** Task data follows **

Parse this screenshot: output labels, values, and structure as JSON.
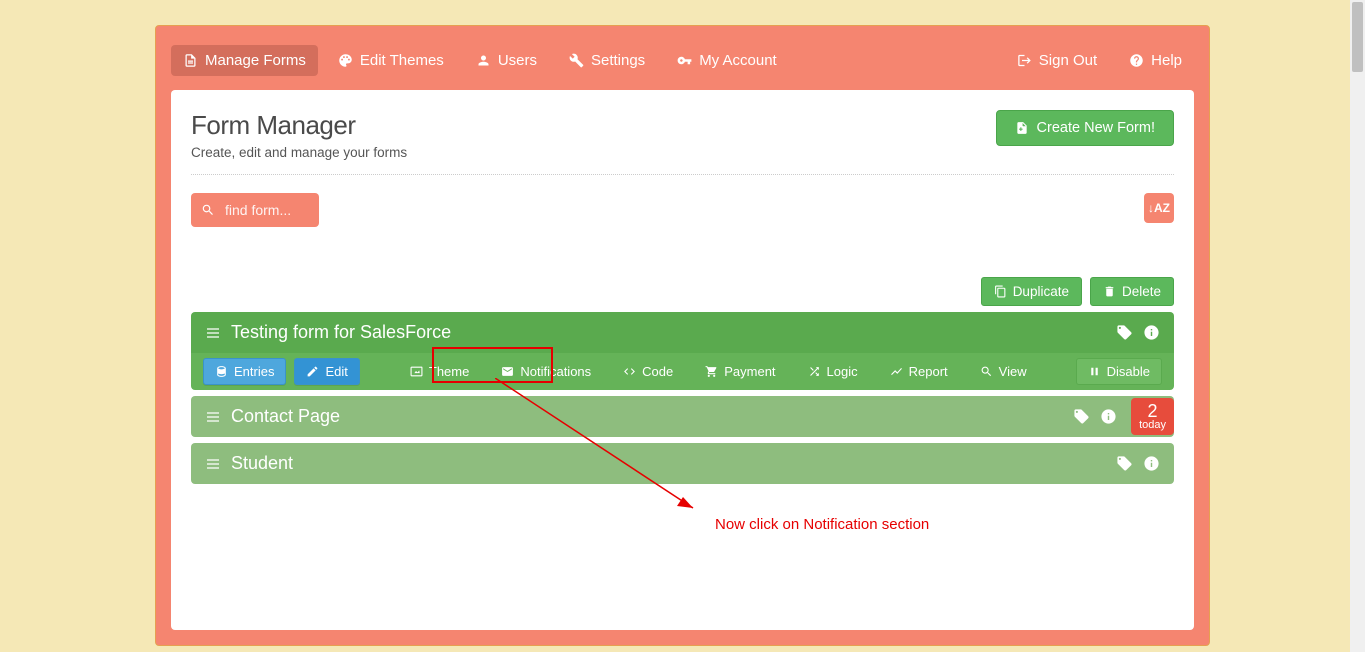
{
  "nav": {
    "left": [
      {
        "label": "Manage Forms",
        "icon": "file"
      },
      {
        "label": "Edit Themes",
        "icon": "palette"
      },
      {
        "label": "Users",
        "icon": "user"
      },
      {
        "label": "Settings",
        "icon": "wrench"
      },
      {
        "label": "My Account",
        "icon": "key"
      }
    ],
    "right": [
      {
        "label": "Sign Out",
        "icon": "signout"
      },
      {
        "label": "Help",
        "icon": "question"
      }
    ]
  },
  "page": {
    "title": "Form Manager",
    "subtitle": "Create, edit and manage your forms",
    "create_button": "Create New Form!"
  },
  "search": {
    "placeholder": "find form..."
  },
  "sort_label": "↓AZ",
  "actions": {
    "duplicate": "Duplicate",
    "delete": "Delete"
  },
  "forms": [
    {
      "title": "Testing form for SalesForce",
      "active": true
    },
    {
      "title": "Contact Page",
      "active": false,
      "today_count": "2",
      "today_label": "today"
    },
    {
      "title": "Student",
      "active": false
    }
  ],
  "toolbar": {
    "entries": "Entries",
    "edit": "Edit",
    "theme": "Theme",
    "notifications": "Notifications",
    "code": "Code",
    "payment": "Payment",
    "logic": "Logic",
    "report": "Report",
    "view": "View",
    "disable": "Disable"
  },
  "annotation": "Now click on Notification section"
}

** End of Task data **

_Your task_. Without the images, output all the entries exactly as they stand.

_Your solution_.
Parse this screenshot: output labels, values, and structure as JSON.
{
  "nav": {
    "left": [
      {
        "label": "Manage Forms",
        "icon": "file"
      },
      {
        "label": "Edit Themes",
        "icon": "palette"
      },
      {
        "label": "Users",
        "icon": "user"
      },
      {
        "label": "Settings",
        "icon": "wrench"
      },
      {
        "label": "My Account",
        "icon": "key"
      }
    ],
    "right": [
      {
        "label": "Sign Out",
        "icon": "signout"
      },
      {
        "label": "Help",
        "icon": "question"
      }
    ]
  },
  "page": {
    "title": "Form Manager",
    "subtitle": "Create, edit and manage your forms",
    "create_button": "Create New Form!"
  },
  "search": {
    "placeholder": "find form..."
  },
  "sort_label": "↓AZ",
  "actions": {
    "duplicate": "Duplicate",
    "delete": "Delete"
  },
  "forms": [
    {
      "title": "Testing form for SalesForce",
      "active": true
    },
    {
      "title": "Contact Page",
      "active": false,
      "today_count": "2",
      "today_label": "today"
    },
    {
      "title": "Student",
      "active": false
    }
  ],
  "toolbar": {
    "entries": "Entries",
    "edit": "Edit",
    "theme": "Theme",
    "notifications": "Notifications",
    "code": "Code",
    "payment": "Payment",
    "logic": "Logic",
    "report": "Report",
    "view": "View",
    "disable": "Disable"
  },
  "annotation": "Now click on Notification section"
}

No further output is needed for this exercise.